How do we assess a student’s progress when they are learning? How do teachers understand where students lack or lag?
Well, this is why we have assessments.
Assessments do not imply only tests. There are various ways for educators to analyze the learning standpoints of students and gauge their growth.
What are Assessments?
The book Learner-Centered Assessment on College Campuses: shifting the focus from teaching to learning by Huba and Freed 2000, explains assessment as:
Assessment is the process of gathering and discussing information from multiple and diverse sources to develop a deep understanding of what students know, understand, and can do with their knowledge as a result of their educational experiences; the process culminates when assessment results are used to improve subsequent learning.
Assessments Vs. Tests
There is a broad range of differences between assessing and testing a student.
Types of Assessments: Online and Offline
As instruction methods have turned online, teachers can also assess students online by leveraging the benefits of technology. There are many applications and tools available to help teachers assess students. For example, teachers can create online quizzes, game-based questions, open/close-ended questions, fill-in-the-blanks, drag-and-drop questions, polls, and so on.
Online assessments help teachers check the answer accuracy and deliver results in real-time in a shorter timeframe.
On the other hand, offline assessments are done in schools or any other physical location.
Offline assessments use pen, paper, and the physical presence of students and teachers in the classrooms.
Why are Online Assessments better than Offline Assessments?
There has always been a comparison between online and offline assessments, with one being convenient for some and inconvenient for others. Let’s understand how assessments in the online mode fare better than offline mode:
- Creating Multiple copies
Online assessments are easier to copy and send to all the students. There is no need for the teachers to make separate prints for individual students, unlike offline assessments.
- Flexibility in conducting assessments
Teachers can create and conduct online assessments from anywhere; they only need a computer and an internet connection.
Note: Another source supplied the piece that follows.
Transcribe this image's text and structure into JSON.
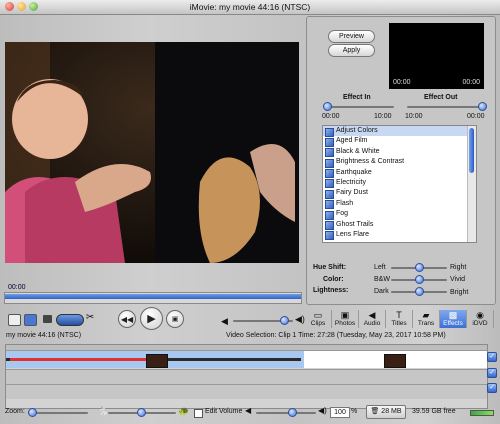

On the other hand, offline assessments are less flexible, as they usually require teachers to be physically present.
- Speed of Evaluation
Online assessments are easier to evaluate since artificial intelligence can help us analyze the correct answers and the results of the students in the class.
Offline assessments, on the other hand, require the teacher to mark all the individual tests on her own, which is time-consuming. It can contribute to teacher fatigue and delayed results.
- Record Keeping
When teachers conduct online assessments, they are not worried about where to store the information and care less about losing papers. One of the biggest benefits of conducting online assessments is having an organized record of everything. Teachers can keep records of individual students and their results and analyses using appropriate learning management systems and test tools.
However, when conducting assessments offline, teachers often use papers that have to be organized manually and stored.
Offline Assessments also have Benefits
While there is skewed support for online assessments, one cannot overlook how offline assessments beat the technology product in specific ways.
- Human Touch
In a classroom test, a teacher can assess whether a student understands a concept but got the answer wrong. In this case, a teacher can give some score to the student for using the correct process and not entirely failing the students’ answers.
However, this is not possible with online assessments, since students only submit their answers online, and the process of deriving the answer cannot be shown.
- Writing speed
Students may be fast at writing an answer, but not as fast as a bullet when using a keyboard. For some students, essay-type questions can be harder to complete when given online assessments, whereas students can work on their writing using pen and paper because it is easily accessible and every student can afford to get one. It is not easy for every student to get a computer system in their home so they can practice typing on the keyboard.
- Smooth Discussions
In a physical classroom, teachers can assess students based on their behavior and class response. They can talk more freely, and the teacher can even go close to the students and explain concepts to them.
It is challenging to interact with students in an online setting. Students may not feel the presence of their peers, so it would derive less of a feeling of a class for them. They may not feel interested in responding to the teacher, and their assessment score on class responses can go down.
Teachers can teach online and offline in a hybrid mode. They can teach using online tools in an offline location, which is also referred to as blended learning.
The teachers can also use the idea of blended learning and conduct assessments in different ways as there are various types of assessments. It can be a blend of fewer assessments being offline and the rest being online.
Teachers can plan their assessment types for different periods and curate which tests are more suitable when taken online or offline. For example, essay questions can be conducted offline during the summative assessment. In contrast, fill-in-the-blanks and gamified tests can be conducted online after every lesson is completed in the form of a formative assessment.